“From there, I just got more and more involved,” Mr. Movitz said at the time.
Mr. Movitz loved Israel and took part in numerous Jewish Federation missions to the Jewish State. On one such trip, he was in Israel the day after Israelis accomplished the dramatic rescue of 103 passengers on an Air France passenger plane that had been held hostage by members of the Palestine Liberation Organization and the German Baader-Meinhof Gang. The rescue took place on July 4, 1976, the Bicentennial of the United States.
Before the days of email and even faxes, Mr. Movitz telephoned in his story about the arrival of some of the soldiers who took part in that historic rescue. His compelling story appeared on Page One of the Light’s July 7, 1976 issue under the banner headline: “Rescue Boosts Israeli Morale.”
Mr. Movitz met his beloved wife, the former Galia Gudai on one of his many trips to Israel. They worked closely together in all of their community activities, supporting a myriad of causes locally as well as those related to Israel.
In addition to the Light, Mr. Movitz served on boards all over the Jewish community: Federation, MERS, the Holocaust Museum and Learning Center, Camp Sabra, Central Agency for Jewish Education, Hillel and others. The Movitzes also are longtime members and supporters of Congregation B’nai Amoona.
“As I think about my dear friend Milton, I recall the Biblical notion of one — often a patriarch or matriarch or even God God’s-self — who ‘goes out in front of the encampment or the nation.’ You see, there was no one more committed, no one I know who was more willing to step-up and take the lead — especially at liminal moments, moments of crisis, moments of uncertainty, moments that required clear-eyed, strategic, bold, innovative, creative and out-of the-box thinking,” said Rabbi Carnie Rose of B’nai Amoona. “Milton (Meir, the one who catalyzes clarity and illumination) courageously ‘went out before the people’ and led us, without hesitation or trepidation, to broader horizons and loftier vistas. His absence, especially at these challenging times, has been, is and will be felt for generations to come.”

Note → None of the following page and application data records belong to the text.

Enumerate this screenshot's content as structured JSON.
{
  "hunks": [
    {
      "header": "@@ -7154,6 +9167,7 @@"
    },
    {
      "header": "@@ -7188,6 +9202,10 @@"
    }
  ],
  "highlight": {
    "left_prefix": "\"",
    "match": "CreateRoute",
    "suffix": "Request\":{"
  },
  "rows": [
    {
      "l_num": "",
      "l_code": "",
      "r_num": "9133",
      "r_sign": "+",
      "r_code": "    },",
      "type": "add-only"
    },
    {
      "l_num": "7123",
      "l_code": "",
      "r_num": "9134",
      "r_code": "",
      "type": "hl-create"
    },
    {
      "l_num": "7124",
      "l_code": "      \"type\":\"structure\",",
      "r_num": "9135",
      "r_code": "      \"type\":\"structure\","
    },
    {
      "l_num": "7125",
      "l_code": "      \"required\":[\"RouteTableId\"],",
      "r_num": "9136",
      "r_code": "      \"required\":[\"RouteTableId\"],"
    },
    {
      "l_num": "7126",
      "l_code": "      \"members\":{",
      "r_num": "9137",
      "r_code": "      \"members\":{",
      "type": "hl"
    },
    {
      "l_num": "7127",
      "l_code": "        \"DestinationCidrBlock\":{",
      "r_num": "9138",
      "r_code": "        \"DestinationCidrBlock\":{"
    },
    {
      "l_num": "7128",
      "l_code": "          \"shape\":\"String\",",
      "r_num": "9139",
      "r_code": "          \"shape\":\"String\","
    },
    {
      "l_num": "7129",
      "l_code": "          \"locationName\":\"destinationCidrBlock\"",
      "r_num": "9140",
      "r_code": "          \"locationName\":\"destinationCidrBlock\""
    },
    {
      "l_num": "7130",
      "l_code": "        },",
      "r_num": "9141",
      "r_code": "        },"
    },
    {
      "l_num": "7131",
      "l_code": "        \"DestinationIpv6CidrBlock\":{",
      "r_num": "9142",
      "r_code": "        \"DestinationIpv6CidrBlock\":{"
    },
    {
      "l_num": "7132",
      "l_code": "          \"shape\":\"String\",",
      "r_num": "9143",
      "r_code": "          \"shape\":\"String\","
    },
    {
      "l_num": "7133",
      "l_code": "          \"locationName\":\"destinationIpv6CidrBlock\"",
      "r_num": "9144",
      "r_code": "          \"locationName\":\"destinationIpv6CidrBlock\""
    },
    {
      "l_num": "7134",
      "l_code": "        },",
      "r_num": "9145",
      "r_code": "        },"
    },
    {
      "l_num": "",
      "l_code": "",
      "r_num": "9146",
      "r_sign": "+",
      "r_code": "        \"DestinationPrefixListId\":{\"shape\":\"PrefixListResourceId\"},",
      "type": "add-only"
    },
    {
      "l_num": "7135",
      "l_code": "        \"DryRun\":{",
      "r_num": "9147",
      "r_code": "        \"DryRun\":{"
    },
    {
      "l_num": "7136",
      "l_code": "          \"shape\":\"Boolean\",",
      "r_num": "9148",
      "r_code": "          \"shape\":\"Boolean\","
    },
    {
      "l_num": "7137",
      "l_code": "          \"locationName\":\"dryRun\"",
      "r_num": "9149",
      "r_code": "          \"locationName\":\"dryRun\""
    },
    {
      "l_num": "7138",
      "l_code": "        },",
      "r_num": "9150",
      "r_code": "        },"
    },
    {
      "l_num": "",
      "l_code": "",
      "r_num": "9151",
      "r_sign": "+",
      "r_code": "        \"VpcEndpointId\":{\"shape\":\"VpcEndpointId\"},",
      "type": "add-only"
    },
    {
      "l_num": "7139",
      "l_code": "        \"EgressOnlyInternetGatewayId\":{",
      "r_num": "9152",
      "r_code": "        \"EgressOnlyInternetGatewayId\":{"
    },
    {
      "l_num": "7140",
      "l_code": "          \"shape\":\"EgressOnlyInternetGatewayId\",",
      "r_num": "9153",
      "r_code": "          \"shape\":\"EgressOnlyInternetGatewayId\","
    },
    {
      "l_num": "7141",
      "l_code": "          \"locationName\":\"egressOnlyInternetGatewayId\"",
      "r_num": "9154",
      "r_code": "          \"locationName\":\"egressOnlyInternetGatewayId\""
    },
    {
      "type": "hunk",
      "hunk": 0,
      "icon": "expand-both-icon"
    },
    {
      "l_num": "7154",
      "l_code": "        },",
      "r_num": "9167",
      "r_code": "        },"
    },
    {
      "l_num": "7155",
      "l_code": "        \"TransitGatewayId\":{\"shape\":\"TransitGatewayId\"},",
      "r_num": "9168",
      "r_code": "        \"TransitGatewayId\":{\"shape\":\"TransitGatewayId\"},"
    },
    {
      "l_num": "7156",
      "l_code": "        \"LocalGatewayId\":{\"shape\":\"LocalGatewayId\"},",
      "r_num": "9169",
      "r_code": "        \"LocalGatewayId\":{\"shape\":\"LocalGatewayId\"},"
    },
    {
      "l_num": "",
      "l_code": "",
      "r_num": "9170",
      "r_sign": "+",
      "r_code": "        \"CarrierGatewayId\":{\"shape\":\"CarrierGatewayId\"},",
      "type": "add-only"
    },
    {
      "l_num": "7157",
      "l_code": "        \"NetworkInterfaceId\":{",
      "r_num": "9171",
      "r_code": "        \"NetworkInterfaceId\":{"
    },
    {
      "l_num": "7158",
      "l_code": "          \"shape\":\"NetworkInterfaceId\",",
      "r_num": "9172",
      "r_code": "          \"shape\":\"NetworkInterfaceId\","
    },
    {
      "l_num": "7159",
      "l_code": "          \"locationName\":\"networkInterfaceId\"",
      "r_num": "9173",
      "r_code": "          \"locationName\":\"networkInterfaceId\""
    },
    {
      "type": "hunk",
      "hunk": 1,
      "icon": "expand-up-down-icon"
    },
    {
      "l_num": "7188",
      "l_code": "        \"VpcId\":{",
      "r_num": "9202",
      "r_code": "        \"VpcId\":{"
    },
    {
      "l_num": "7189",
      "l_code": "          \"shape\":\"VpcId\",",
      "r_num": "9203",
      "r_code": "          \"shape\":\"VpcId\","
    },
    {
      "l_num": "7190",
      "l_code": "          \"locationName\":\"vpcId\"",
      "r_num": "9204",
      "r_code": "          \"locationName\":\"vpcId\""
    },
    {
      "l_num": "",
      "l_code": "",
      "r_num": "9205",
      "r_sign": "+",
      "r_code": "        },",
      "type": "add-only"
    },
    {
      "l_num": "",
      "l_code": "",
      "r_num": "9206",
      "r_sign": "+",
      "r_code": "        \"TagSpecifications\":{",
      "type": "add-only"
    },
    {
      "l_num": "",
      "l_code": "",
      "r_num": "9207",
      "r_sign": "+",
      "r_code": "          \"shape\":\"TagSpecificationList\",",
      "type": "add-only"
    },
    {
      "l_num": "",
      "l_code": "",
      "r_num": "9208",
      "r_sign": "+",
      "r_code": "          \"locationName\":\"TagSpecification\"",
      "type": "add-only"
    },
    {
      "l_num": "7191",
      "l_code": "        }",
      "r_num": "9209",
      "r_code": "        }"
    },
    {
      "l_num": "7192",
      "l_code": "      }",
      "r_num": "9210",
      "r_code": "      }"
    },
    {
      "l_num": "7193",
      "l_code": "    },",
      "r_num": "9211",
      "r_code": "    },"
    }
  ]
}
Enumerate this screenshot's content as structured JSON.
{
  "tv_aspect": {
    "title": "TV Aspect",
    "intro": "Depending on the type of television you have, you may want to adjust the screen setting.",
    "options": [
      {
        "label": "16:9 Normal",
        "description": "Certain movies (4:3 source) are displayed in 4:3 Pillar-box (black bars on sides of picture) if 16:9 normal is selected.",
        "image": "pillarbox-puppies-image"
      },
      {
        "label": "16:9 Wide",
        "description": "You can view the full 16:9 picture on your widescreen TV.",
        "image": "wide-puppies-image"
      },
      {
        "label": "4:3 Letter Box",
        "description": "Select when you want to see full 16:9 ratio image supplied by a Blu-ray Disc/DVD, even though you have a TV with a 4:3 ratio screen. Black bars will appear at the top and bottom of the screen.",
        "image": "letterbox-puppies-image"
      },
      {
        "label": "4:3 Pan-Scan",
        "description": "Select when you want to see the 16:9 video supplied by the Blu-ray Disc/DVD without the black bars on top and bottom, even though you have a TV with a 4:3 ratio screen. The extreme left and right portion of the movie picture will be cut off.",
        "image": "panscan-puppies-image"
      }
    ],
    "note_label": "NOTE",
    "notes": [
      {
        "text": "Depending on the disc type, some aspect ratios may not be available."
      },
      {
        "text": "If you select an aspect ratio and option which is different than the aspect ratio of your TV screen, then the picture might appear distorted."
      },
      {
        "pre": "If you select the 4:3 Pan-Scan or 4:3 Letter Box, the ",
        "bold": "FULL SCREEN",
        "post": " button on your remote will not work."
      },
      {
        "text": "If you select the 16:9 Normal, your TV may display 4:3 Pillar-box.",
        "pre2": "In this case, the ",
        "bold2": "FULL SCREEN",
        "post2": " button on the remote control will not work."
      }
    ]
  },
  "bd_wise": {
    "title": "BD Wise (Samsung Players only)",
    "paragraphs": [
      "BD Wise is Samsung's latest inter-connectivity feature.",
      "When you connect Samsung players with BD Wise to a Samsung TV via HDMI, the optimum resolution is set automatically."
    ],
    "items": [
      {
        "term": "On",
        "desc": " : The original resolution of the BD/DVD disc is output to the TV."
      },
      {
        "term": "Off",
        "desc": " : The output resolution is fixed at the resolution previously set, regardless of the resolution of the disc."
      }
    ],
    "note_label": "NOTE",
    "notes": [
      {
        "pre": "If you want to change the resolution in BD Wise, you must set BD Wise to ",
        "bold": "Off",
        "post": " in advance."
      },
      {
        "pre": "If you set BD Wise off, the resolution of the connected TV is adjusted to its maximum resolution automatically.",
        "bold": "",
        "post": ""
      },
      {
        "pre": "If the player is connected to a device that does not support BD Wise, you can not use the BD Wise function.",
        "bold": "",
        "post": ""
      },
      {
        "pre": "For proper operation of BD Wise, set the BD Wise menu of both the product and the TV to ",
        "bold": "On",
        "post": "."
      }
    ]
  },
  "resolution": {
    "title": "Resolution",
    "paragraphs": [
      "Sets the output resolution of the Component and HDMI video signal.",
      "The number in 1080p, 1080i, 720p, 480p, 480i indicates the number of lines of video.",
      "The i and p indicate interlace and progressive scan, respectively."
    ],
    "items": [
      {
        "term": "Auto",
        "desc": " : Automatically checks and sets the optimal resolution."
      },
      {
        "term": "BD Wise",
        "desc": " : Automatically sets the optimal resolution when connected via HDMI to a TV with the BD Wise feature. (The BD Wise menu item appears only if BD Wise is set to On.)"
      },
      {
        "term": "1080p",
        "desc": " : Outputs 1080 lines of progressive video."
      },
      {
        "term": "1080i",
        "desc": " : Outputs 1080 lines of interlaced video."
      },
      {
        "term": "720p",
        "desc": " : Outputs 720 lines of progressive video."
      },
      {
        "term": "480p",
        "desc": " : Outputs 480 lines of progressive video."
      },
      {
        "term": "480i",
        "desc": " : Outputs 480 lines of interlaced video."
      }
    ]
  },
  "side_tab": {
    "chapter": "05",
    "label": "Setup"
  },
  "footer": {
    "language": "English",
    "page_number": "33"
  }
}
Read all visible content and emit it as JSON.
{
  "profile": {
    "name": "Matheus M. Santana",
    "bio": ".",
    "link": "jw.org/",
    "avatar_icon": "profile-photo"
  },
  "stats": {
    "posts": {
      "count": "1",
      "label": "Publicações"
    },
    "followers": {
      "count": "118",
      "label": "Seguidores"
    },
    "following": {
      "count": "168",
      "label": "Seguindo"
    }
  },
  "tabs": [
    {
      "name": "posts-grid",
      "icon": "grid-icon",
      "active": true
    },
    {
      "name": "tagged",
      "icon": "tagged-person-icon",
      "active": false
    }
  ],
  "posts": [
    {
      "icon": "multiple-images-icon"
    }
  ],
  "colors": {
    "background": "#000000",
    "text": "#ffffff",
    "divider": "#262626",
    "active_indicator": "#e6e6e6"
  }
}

Mr. Movitz had a particular interest in Jewish education. He and his wife were early and consistent supporters of the Jewish Student Union (JSU) and the Saul Mirowitz Jewish Community School, and its predecessor school, Solomon Schechter Day School of St. Louis.
“I think education in the Jewish community is really important, because our children are the future, and we need to give them the opportunity to learn who they are in order to keep our community viable,” Movitz said in 2007.
The Movitzes were co-chairs of Schechter leading up to the school’s 2012 merger with the Saul Mirowitz Day School–Reform Jewish Academy, becoming the Saul Mirowitz Jewish Community School.
In an email to the Mirowitz community, the school wrote, “Our community lost a treasured visionary today. Milton Movitz, past president of our board passed away this morning. As a team, Milton and Galia have been a powerhouse of energy and complete devotion to Mirowitz.”
In 2015, JSU renamed its Israel Scholars program the Galia and Milton Movitz Senator John Danforth Israel Scholars program to honor the Movitzes’ support.
In addition to his wife Galia, survivors include children Cheryl Leatart (Brian), Joy Goldberg (Bruce); Talia Bashani (fiancé Gareth Hoernel) and Daniel Movitz; and three grandchildren.
Funeral services will take place at 1 p.m. Wednesday, March 13 at Congregation B’nai Amoona, where Rabbi Rose and Cantor Sharon Nathanson will officiate. Burial will take place at Beth Hamedrosh Hagodol Cemetery, 9125 Ladue Road.
Memorial contributions are preferred to the Saul Mirowitz Jewish Community School, or to the Jewish Student Union (JSU) of St. Louis.